[2] The RFQ was issued at 9:04 am Central Time on May 8, giving potential vendors six full days and the majority of a seventh day to respond.

[3] The FAR requires agencies to use one of the procurement classification codes identified at the FBO website to identify services or supplies in its notices on FBO.  See FAR § 5.207(e).

[4] The RFQ was further classified under North American Industry Classification System (NAICS) codes 339 “Miscellaneous Manufacturing” and 339112 “Surgical and Medical Instrument Manufacturing.”  See posting for RFQ No. 36C26319Q0585, available at fbo.gov (last visited August 9, 2019). 

[5] To the extent that the protester challenges the agency’s designation of the NAICS code as a manufacturing NAICS code, we dismiss this protest ground.  A challenge to the NAICS code determination is a matter for resolution by the Small Business Administration, which has exclusive authority over NAICS code determination appeals and is not a matter for consideration by our Office.  4 C.F.R. § 21.5(b)(1).

[6] The protester argues that the solicitation’s response time was unreasonable because the agency’s “short time frame was based on Hill Rom’s decision to limit competition and to exclude all [service-disabled veteran-owned small businesses].”  Comments at 1.  In this regard, Warrior contends that “Hill-Rom has already pre-selected potential awardees” and that at least six vendors “became pre-qualified in advance by Hill-Rom for award.”  Id.  As such, the protester argues that “[b]ecause the potential awardees were already pre-approved by the agency and Hill Rom prior to the advertisement, these potential awardees were improperly given more time than the Protestor to pursue this opportunity.”  Id. at 2.  The record does not support the protester’s conclusions.  The agency did not pre-select or pre-approve any vendor or otherwise limit competition, except as expressly provided in the justification, namely, to those vendors who could supply Hill-Rom LIKO overhead lifts.  To the extent the protester is challenging Hill-Rom’s selection of which small businesses it authorizes as distributors, such a protest allegation is outside of our bid protest jurisdiction.  See 31 U.S.C. §§ 3551-3557.

[7] To the extent that Warrior is challenging the agency’s decision to limit competition to vendors who can supply Hill-Rom LIKO overhead lifts, or the extent to which service-disabled veteran-owned small businesses are excluded from competition, we dismiss these protest grounds.  Such arguments, raised for the first time in Warrior’s comments on the agency’s report, constitute piecemeal presentation of issues because Warrior could have raised these arguments in its initial protest.  The timeliness requirements of our Bid Protest Regulations do not contemplate the piecemeal presentation or development of protest issues.  See Battelle Memorial Institute, B-278673, Feb. 27, 1998, 98-1 CPD ¶ 107 at 24 n.32; 4 C.F.R. § 21.2(a)(1).  These protest grounds are dismissed.

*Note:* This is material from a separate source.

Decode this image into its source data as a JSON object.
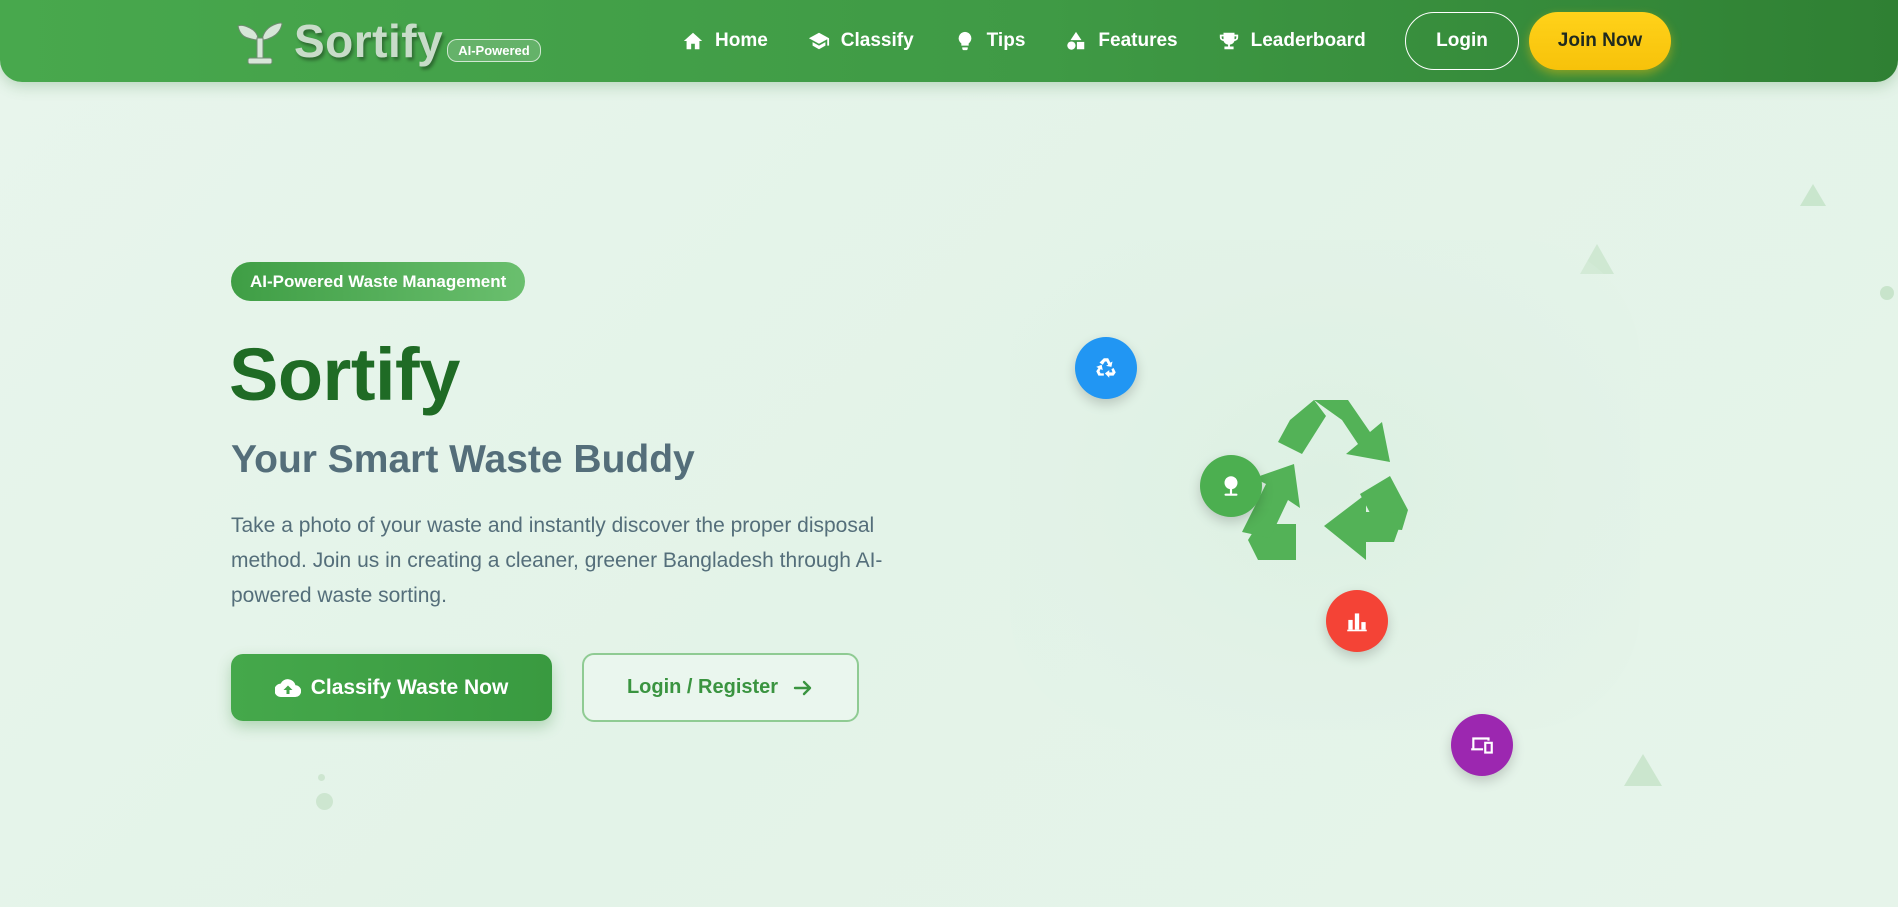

Nov 7, 2019

Nov 5, 2019

Nov 1, 2019

Oct 31, 2019

Oct 30, 2019

Looking for more? Browse all our products here